In the meantime I’ve gotten some content that helped me to think through my daily productivity and discipline. It has been so helpful to me that I thought I’d pass it along to whoever may read.

Michael Hyatt, in his Free to Focus course suggests that every person needs to do 3 things to really get on track.

  1. Written goals.

  2. Written routines

  3. Written ideal weekly schedule.

I’ll blog later about written goals and the written ideal weekly schedule. Just know that writing down your goals, if done the right way, can greatly increase the chance that you’ll reach them. I’ll also blog about an ideal weekly schedule and how that can help you focus appropriately and give yourself space to work and think on the most important things.

What I wanted to write about today are the 4 routines that I’ve implemented due to Michael Hyatt’s suggestion to stay highly productive and on course.
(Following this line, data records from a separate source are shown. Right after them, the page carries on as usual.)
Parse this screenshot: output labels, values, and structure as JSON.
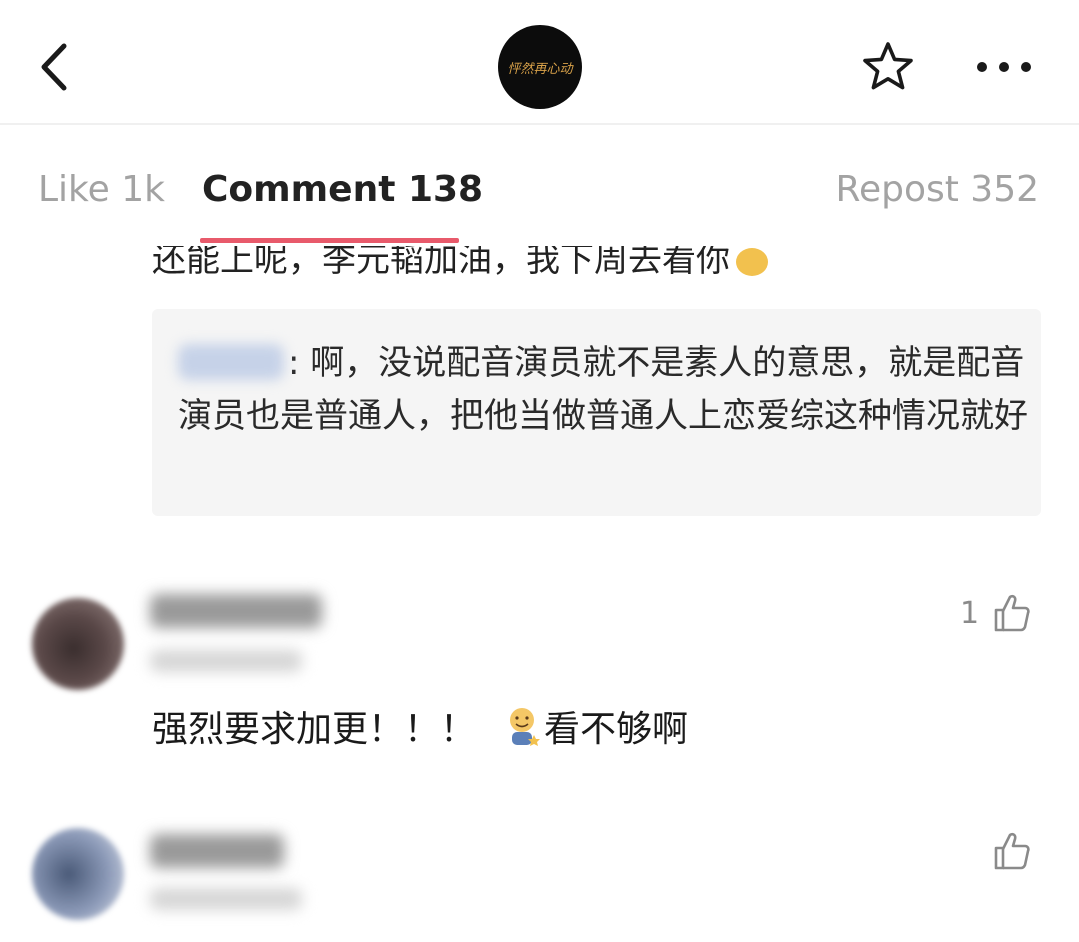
{
  "header": {
    "logo_text": "怦然再心动",
    "back_icon": "chevron-left-icon",
    "favorite_icon": "star-outline-icon",
    "more_icon": "more-dots-icon"
  },
  "tabs": {
    "like_label": "Like 1k",
    "comment_label": "Comment 138",
    "repost_label": "Repost 352",
    "active": "comment",
    "active_color": "#e85a6b"
  },
  "partial_comment": {
    "text": "还能上呢，李元韬加油，我下周去看你"
  },
  "reply": {
    "text": ": 啊，没说配音演员就不是素人的意思，就是配音演员也是普通人，把他当做普通人上恋爱综这种情况就好"
  },
  "comments": [
    {
      "like_count": "1",
      "text_before_emoji": "强烈要求加更！！！",
      "text_after_emoji": "看不够啊",
      "emoji": "smiling-face-emoji"
    },
    {
      "like_count": "",
      "text_before_emoji": "",
      "text_after_emoji": "",
      "emoji": ""
    }
  ]
}
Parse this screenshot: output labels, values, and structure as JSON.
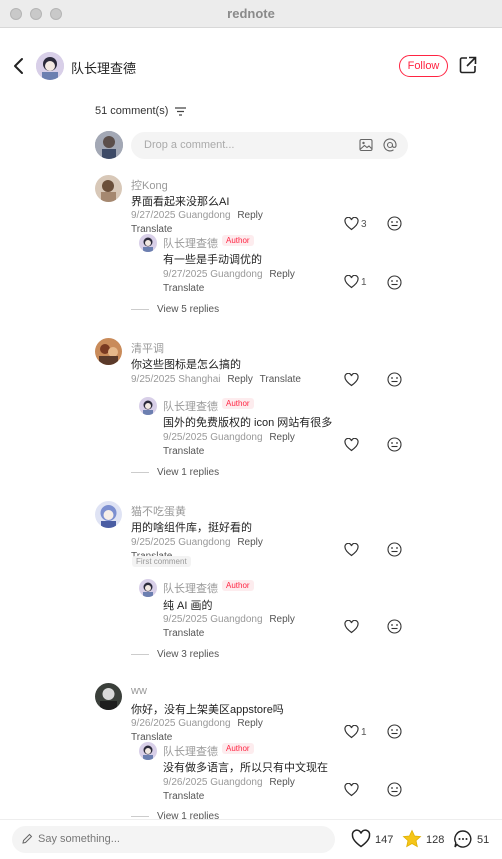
{
  "window": {
    "title": "rednote"
  },
  "header": {
    "author_name": "队长理查德",
    "follow_label": "Follow"
  },
  "comments_header": {
    "count_label": "51 comment(s)"
  },
  "input": {
    "placeholder": "Drop a comment..."
  },
  "threads": [
    {
      "user": "控Kong",
      "text": "界面看起来没那么AI",
      "date": "9/27/2025 Guangdong",
      "reply_label": "Reply",
      "translate_label": "Translate",
      "likes": "3",
      "reply": {
        "user": "队长理查德",
        "badge": "Author",
        "text": "有一些是手动调优的",
        "date": "9/27/2025 Guangdong",
        "reply_label": "Reply",
        "translate_label": "Translate",
        "likes": "1"
      },
      "view_replies": "View 5 replies"
    },
    {
      "user": "清平调",
      "text": "你这些图标是怎么搞的",
      "date": "9/25/2025 Shanghai",
      "reply_label": "Reply",
      "translate_label": "Translate",
      "likes": "",
      "reply": {
        "user": "队长理查德",
        "badge": "Author",
        "text": "国外的免费版权的  icon 网站有很多",
        "date": "9/25/2025 Guangdong",
        "reply_label": "Reply",
        "translate_label": "Translate",
        "likes": ""
      },
      "view_replies": "View 1 replies"
    },
    {
      "user": "猫不吃蛋黄",
      "text": "用的啥组件库，挺好看的",
      "date": "9/25/2025 Guangdong",
      "reply_label": "Reply",
      "translate_label": "Translate",
      "first_badge": "First comment",
      "likes": "",
      "reply": {
        "user": "队长理查德",
        "badge": "Author",
        "text": "纯 AI 画的",
        "date": "9/25/2025 Guangdong",
        "reply_label": "Reply",
        "translate_label": "Translate",
        "likes": ""
      },
      "view_replies": "View 3 replies"
    },
    {
      "user": "ww",
      "text": "你好，没有上架美区appstore吗",
      "date": "9/26/2025 Guangdong",
      "reply_label": "Reply",
      "translate_label": "Translate",
      "likes": "1",
      "reply": {
        "user": "队长理查德",
        "badge": "Author",
        "text": "没有做多语言，所以只有中文现在",
        "date": "9/26/2025 Guangdong",
        "reply_label": "Reply",
        "translate_label": "Translate",
        "likes": ""
      },
      "view_replies": "View 1 replies"
    }
  ],
  "bottom": {
    "placeholder": "Say something...",
    "likes": "147",
    "collects": "128",
    "comments": "51"
  },
  "colors": {
    "accent": "#ff2442",
    "star": "#f5c518"
  }
}
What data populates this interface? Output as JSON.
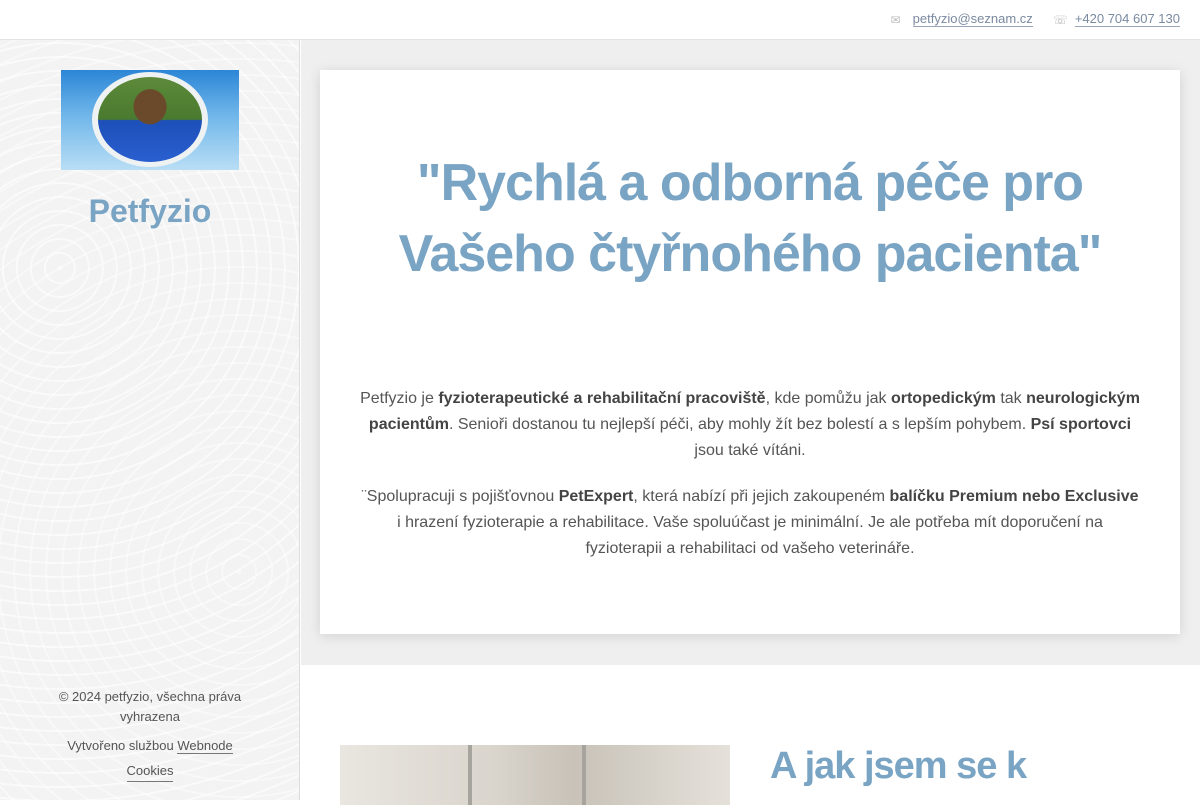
{
  "topbar": {
    "email": "petfyzio@seznam.cz",
    "phone": "+420 704 607 130",
    "email_icon": "envelope-icon",
    "phone_icon": "phone-icon"
  },
  "sidebar": {
    "site_title": "Petfyzio",
    "copyright": "© 2024 petfyzio, všechna práva vyhrazena",
    "made_with_prefix": "Vytvořeno službou",
    "made_with_link": "Webnode",
    "cookies": "Cookies"
  },
  "hero": {
    "headline": "\"Rychlá a odborná péče pro Vašeho čtyřnohého pacienta\""
  },
  "intro": {
    "p1": [
      "Petfyzio je ",
      "fyzioterapeutické a rehabilitační pracoviště",
      ", kde pomůžu jak ",
      "ortopedickým",
      " tak ",
      "neurologickým pacientům",
      ". Senioři dostanou tu nejlepší péči, aby mohly žít bez bolestí a s lepším pohybem. ",
      "Psí sportovci",
      " jsou také vítáni."
    ],
    "p2": [
      "¨Spolupracuji s pojišťovnou ",
      "PetExpert",
      ", která nabízí při jejich zakoupeném ",
      "balíčku Premium nebo Exclusive",
      " i hrazení fyzioterapie a rehabilitace. Vaše spoluúčast je minimální. Je ale potřeba mít doporučení na fyzioterapii a rehabilitaci od vašeho veterináře."
    ]
  },
  "section2": {
    "heading": "A jak jsem se k"
  }
}
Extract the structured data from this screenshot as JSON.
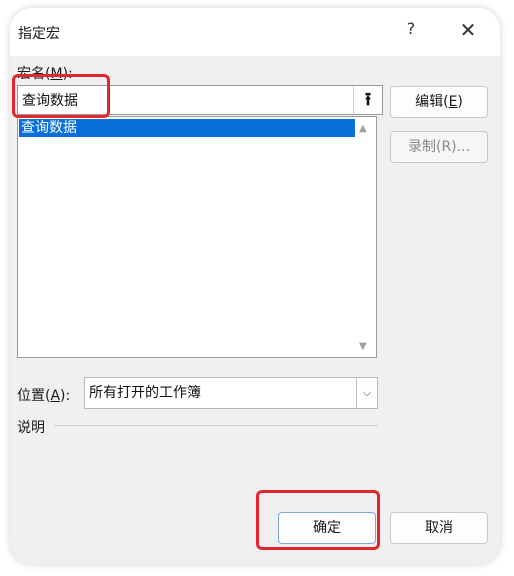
{
  "dialog": {
    "title": "指定宏",
    "help_glyph": "?",
    "close_glyph": "✕"
  },
  "macro_name": {
    "label_text": "宏名(",
    "label_key": "M",
    "label_suffix": "):",
    "value": "查询数据",
    "up_glyph": "⭱"
  },
  "macro_list": {
    "items": [
      "查询数据"
    ],
    "scroll_up_glyph": "▲",
    "scroll_down_glyph": "▼"
  },
  "side_buttons": {
    "edit_text": "编辑(",
    "edit_key": "E",
    "edit_suffix": ")",
    "record_label": "录制(R)..."
  },
  "location": {
    "label_text": "位置(",
    "label_key": "A",
    "label_suffix": "):",
    "selected": "所有打开的工作簿",
    "arrow_glyph": "⌵"
  },
  "description": {
    "label": "说明"
  },
  "footer": {
    "ok_label": "确定",
    "cancel_label": "取消"
  },
  "colors": {
    "highlight": "#e5262e",
    "selection": "#0a6fd8"
  }
}
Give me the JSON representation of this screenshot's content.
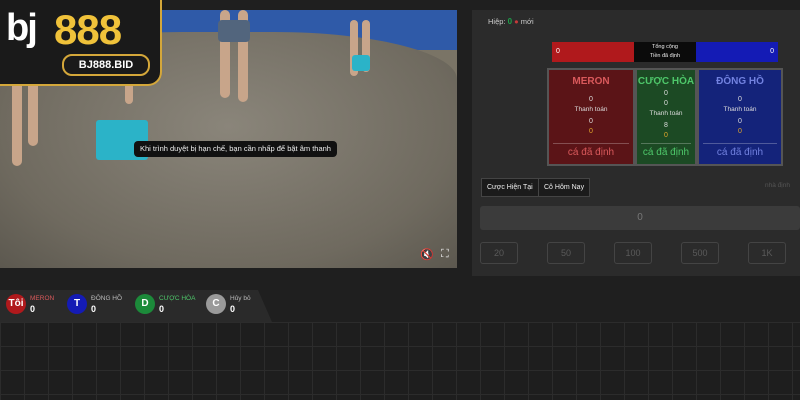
{
  "logo": {
    "text": "bj888",
    "domain": "BJ888.BID"
  },
  "video": {
    "subtitle": "Khi trình duyệt bị hạn chế, bạn cần nhấp để bật âm thanh",
    "mute_icon": "mute-icon",
    "fullscreen_icon": "fullscreen-icon"
  },
  "round": {
    "label": "Hiệp:",
    "number": "0",
    "status": "mới"
  },
  "totals": {
    "meron": "0",
    "middle_line1": "Tổng cộng",
    "middle_line2": "Tiền đã định",
    "wala": "0"
  },
  "bets": {
    "meron": {
      "title": "MERON",
      "v1": "0",
      "pay_label": "Thanh toán",
      "v2": "0",
      "v3": "0",
      "settled": "cá đã định"
    },
    "draw": {
      "title": "CƯỢC HÒA",
      "v1": "0",
      "v1b": "0",
      "pay_label": "Thanh toán",
      "v2": "8",
      "v3": "0",
      "settled": "cá đã định"
    },
    "wala": {
      "title": "ĐÔNG HỒ",
      "v1": "0",
      "pay_label": "Thanh toán",
      "v2": "0",
      "v3": "0",
      "settled": "cá đã định"
    }
  },
  "tabs": {
    "current": "Cược Hiện Tại",
    "today": "Cô Hôm Nay"
  },
  "faint_right": "nhà định",
  "amount_value": "0",
  "chips": [
    "20",
    "50",
    "100",
    "500",
    "1K"
  ],
  "stats": [
    {
      "badge": "Tôi",
      "name": "MERON",
      "count": "0",
      "color": "#b0191c",
      "name_color": "#d9595b"
    },
    {
      "badge": "T",
      "name": "ĐÔNG HỒ",
      "count": "0",
      "color": "#141bb5",
      "name_color": "#bbbbbb"
    },
    {
      "badge": "D",
      "name": "CƯỢC HÒA",
      "count": "0",
      "color": "#1c8a3a",
      "name_color": "#4ec76a"
    },
    {
      "badge": "C",
      "name": "Hủy bỏ",
      "count": "0",
      "color": "#9a9a9a",
      "name_color": "#bbbbbb"
    }
  ]
}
The four routines are these:

  • Morning Routine

  • Workday Startup Routine

  • Workday Shut Down Routine

  • Evening Routine.

I wrote down a routine (which is really a checklist) for each of the 4 times. By sticking to these routines it has helped me to take care of the daily details like planning my day, entering transactions into my budget software, keeping up with my mileage, journaling my prayers, and sticking to a daily Bible reading plan, amoung other things.

Now this may seem like overkill, but what it has done for me is helped me stay disciplined with my health, my spiritual life, my home life, my financial life, and even with work. I have been able to get a hold of things that I’ve had a hard time being consistent with in the past. It has given me space and time to think and work on the most important tasks and not just to react to my entire day. The results have been incredible.

The truth is that leading yourself is one of the most difficult things you’ll do. We need God’s help to do this. What’s also true is that often our own personal disciplines are what keep us doing the right things in terms of our relationship with God. If you want to be a good leader to others you have to lead yourself well. Personal disciplines are foundational for public leadership.

Personal foundations are foundational for public leadership.

I’m not perfect in all of this. I’m certainly still growing as a husband, father, pastor and leader, but I have found this to be really helpful.

Do you have any routines? How do they help you?